What also contributed to the disappointment was the sound – when there is no audience in the choir area the acoustic of the RFH becomes edgy and lacks focus; with the gentlemen-chorus only returning for the last few minutes of the Liszt (could they not have been present throughout the performance? *), most of this account of A Faust Symphony was over-bright, and eight double basses were simply not enough – however, none of this would have made any difference to the noisy cymbal clashes that were intrusive rather than colourful. No doubt Jurowski will return to A Faust Symphony and hopefully with something more penetrating, enough to scorch directly into the centre of the music and find rather more than a well-executed (and well-manicured) surface.
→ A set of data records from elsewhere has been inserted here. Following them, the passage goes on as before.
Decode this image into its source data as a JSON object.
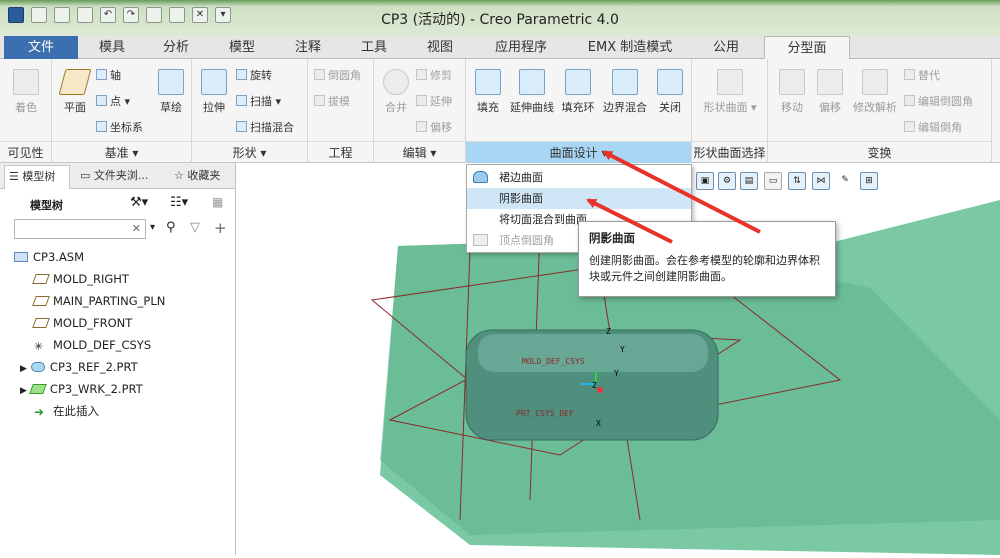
{
  "window": {
    "title": "CP3 (活动的) - Creo Parametric 4.0"
  },
  "tabs": [
    "文件",
    "模具",
    "分析",
    "模型",
    "注释",
    "工具",
    "视图",
    "应用程序",
    "EMX 制造模式",
    "公用",
    "分型面"
  ],
  "groups": {
    "visibility": {
      "label": "可见性",
      "btn": "着色"
    },
    "datum": {
      "label": "基准",
      "plane": "平面",
      "axis": "轴",
      "point": "点",
      "csys": "坐标系",
      "sketch": "草绘"
    },
    "shapes": {
      "label": "形状",
      "extrude": "拉伸",
      "revolve": "旋转",
      "sweep": "扫描",
      "sweep_blend": "扫描混合"
    },
    "engineering": {
      "label": "工程",
      "round": "倒圆角",
      "draft": "拔模"
    },
    "editing": {
      "label": "编辑",
      "merge": "合并",
      "trim": "修剪",
      "extend": "延伸",
      "offset": "偏移"
    },
    "surface_design": {
      "label": "曲面设计",
      "fill": "填充",
      "extend_curve": "延伸曲线",
      "fill_loop": "填充环",
      "boundary_blend": "边界混合",
      "close": "关闭"
    },
    "shape_select": {
      "label": "形状曲面选择",
      "btn": "形状曲面"
    },
    "transform": {
      "label": "变换",
      "move": "移动",
      "offset": "偏移",
      "modify_analytic": "修改解析",
      "replace": "替代",
      "edit_round": "编辑倒圆角",
      "edit_chamfer": "编辑倒角"
    }
  },
  "left_tabs": [
    "模型树",
    "文件夹浏...",
    "收藏夹"
  ],
  "tree": {
    "header": "模型树",
    "search_placeholder": "",
    "items": [
      "CP3.ASM",
      "MOLD_RIGHT",
      "MAIN_PARTING_PLN",
      "MOLD_FRONT",
      "MOLD_DEF_CSYS",
      "CP3_REF_2.PRT",
      "CP3_WRK_2.PRT",
      "在此插入"
    ]
  },
  "dropdown": {
    "items": [
      "裙边曲面",
      "阴影曲面",
      "将切面混合到曲面",
      "顶点倒圆角"
    ]
  },
  "tooltip": {
    "title": "阴影曲面",
    "body": "创建阴影曲面。会在参考模型的轮廓和边界体积块或元件之间创建阴影曲面。"
  },
  "model_labels": {
    "csys": "MOLD_DEF_CSYS",
    "z1": "Z",
    "y1": "Y",
    "z2": "Z",
    "y2": "Y",
    "x": "X",
    "prt": "PRT_CSYS_DEF"
  },
  "colors": {
    "accent": "#3c6faf",
    "highlight": "#a8d6f4",
    "model": "#6cc29a",
    "arrow": "#e8332a"
  }
}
Brahms’s “Alto Rhapsody” left the greatest impression – although the Wagner was something of a revelation – the men’s chorus wonderfully blended and unanimously dynamic in the consolatory final section, and if there was a bit of ensemble slippage with Anna Larsson at that point, she had earlier brought intensity to her declamation that was totally compelling; an internal drama that reached the farthest recesses of the hall, Jurowski finding a through-line across the whole that exemplified Brahms’s concision without compromising his largesse and humanity.